Ken Jones, Chief Film Critic
At this point, we’re now a little over two months removed from Avengers: Endgame and the mammoth achievement of that movie being a critical and commercial success, sticking the landing in a way that has proven elusive to so many stories told over multiple films. Spider-Man: Far From Home is the sequel to Spider-Man: Homecoming, but also to Endgame as well. The studio heads at Marvel have made a point of saying that it is the final film in Phase 3 of the MCU.
Picking up in the wake of the end of Endgame, Peter Parker (Tom Holland) and the world are still picking up the pieces of what they call “The Blip” when half the universe returned five years after being wiped out by Thanos. Reintegration is one thing, but so is living with the ramifications of Endgame. The film opens with an all-too-earnest tribute video on the school TV station mourning the heroes lost and also reflecting on some of the difficulty of reintegrating people who had disappeared and reappeared.
There’s a Stark-sized hole (still trying to avoid spoilers) in the world in the wake of Endgame, and the world is wondering if Spider-Man is going to step in and fill that void. Peter is reluctant to be much more than a friendly neighborhood Spider-Man. He is also eager to take a break and enjoy his school trip to Europe, a trip he hopes will lead to him and MJ growing closer.
The smartest thing that Marvel did with the MCU was to graft their stories onto existing movie templates. Captain America: Winter Soldier is an espionage movie, Ant-Man is a heist movie, and Spider-Man: Homecoming is an 80s teen comedy, a la John Hughes. Spider-Man: Far From Home is an 80s teen rom-com, replete with all the appropriate tropes. There is the plan to woo the girl, the trusty sidekick (Ned, played by Jacob Batalan) who has reservations about the plan (and gets his own romantic side plot), the apparent rival for the girl’s affections, and ultimately nothing really going according to plan.
Part of nothing going right about the trip is in the form of Nick Fury (Samuel L. Jackson) wanting to recruit Spider-Man’s assistance in fighting alongside a new guy on the scene in the form of Quentin Beck (Jake Gyllenhaal), aka Mysterio. Mysterio’s appearance is due to a disruption in the Multiverse, multiple version of Earth in different dimensions, something hinted at in Doctor Strange, and his arrival also coincides with malevolent forces known as Elementals appearing and wreaking havoc on cities. Mysterio seems equal to the task, and he also isn’t a 16-year-old kid, so Peter is strongly inclined to cede the mantle of protecting the Earth to him.
The use and execution of Mysterio as a character is mostly well done. He’s long been one of the better villains in the Spidey rogues’ gallery, known for his power of deception and illusion.
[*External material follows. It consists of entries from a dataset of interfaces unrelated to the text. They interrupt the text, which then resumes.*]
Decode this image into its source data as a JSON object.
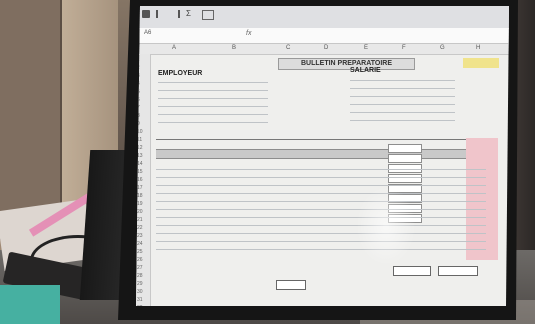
{
  "spreadsheet": {
    "name_box": "A6",
    "formula_bar_icon": "fx",
    "title": "BULLETIN PREPARATOIRE",
    "employer_label": "EMPLOYEUR",
    "employee_label": "SALARIE",
    "column_letters": [
      "A",
      "B",
      "C",
      "D",
      "E",
      "F",
      "G",
      "H"
    ],
    "row_numbers": [
      "1",
      "2",
      "3",
      "4",
      "5",
      "6",
      "7",
      "8",
      "9",
      "10",
      "11",
      "12",
      "13",
      "14",
      "15",
      "16",
      "17",
      "18",
      "19",
      "20",
      "21",
      "22",
      "23",
      "24",
      "25",
      "26",
      "27",
      "28",
      "29",
      "30",
      "31",
      "32"
    ]
  }
}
It’s interesting to see him positioned as a potential hero when he is first introduced. For viewers in the know, there is a lingering question of whether he should be trusted at all or if there will be something that happens during the film to turn him into a villain.
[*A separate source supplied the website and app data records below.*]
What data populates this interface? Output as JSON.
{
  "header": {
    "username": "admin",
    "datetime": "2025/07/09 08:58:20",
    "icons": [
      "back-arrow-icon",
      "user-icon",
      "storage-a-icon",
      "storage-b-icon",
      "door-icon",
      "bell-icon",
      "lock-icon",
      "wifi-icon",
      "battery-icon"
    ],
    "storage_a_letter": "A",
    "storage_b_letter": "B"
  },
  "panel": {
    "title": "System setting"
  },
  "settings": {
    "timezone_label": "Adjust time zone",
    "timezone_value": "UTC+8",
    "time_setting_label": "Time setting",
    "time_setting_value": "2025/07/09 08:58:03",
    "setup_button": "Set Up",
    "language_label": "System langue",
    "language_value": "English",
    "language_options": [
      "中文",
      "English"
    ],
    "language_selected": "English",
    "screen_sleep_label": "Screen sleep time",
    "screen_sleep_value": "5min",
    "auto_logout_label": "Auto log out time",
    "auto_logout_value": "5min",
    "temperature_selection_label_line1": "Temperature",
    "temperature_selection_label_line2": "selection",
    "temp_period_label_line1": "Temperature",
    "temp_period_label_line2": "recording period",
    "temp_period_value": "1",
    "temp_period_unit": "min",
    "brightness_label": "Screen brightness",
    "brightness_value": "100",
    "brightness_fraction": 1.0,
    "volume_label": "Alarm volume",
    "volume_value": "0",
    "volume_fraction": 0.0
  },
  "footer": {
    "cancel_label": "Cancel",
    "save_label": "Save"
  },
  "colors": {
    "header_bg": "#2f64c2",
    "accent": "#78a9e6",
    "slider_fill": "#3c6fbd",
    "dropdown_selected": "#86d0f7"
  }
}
I’m a huge fan of Holland’s performance as Spider-Man and Peter Parker across multiple films now, but Gyllenhaal’s performance really stands out to me. Gyllenhaal has always been a solid actor, but his big blockbuster moments have always been lacking (The Day After Tomorrow and Prince of Persia: The Sands of Time). This decade he has molded himself into one of the great actors of his generation, most memorably as Louis Bloom in Nightcrawler. His arrival in the MCU, especially as this character and with some of the lines he is given about how you need to wear a cape to get people’s attention now, seem like meta commentary from the actor as much as the screenwriters. Something tells me that was part of the draw with the role for him.
Some aspects of the film were a bit clunky and not adequately explained; in particular, the tech behind the damage caused by the Elementals. Most of this film made me a complete fanboy all over again for Spider-Man, easily my favorite superhero growing up as a kid. There’s a running joke throughout the movie about what to call Peter’s “Spidey Sense” that starts with Aunt May (Maris Tomei) and continues with Happy (Jon Favreau); in fact, developing this Spidey Sense is an integral part of the storyline by the end. The film does a solid job of blending the personal stakes of putting Peter’s friends and classmates in harms way with the superhero stakes of defeating a foe and saving a city.
Overlooking the occasional misstep, Spider-Man: Far From Home is a fun continuation of the story of this iteration of Spider-Man. Tom Holland has pretty much cemented his place as the best Spider-Man we’ve had. Jake Gyllenhaal makes a great Mysterio. And there’s a well-executed romantic storyline between Holland’s Peter and Zendaya’s MJ. The film also ties into previous MCU movies and offers a glimpse in the post-credits of what could be ahead for the MCU. I’m looking forward to it.
Rating: 4 out of 5 stars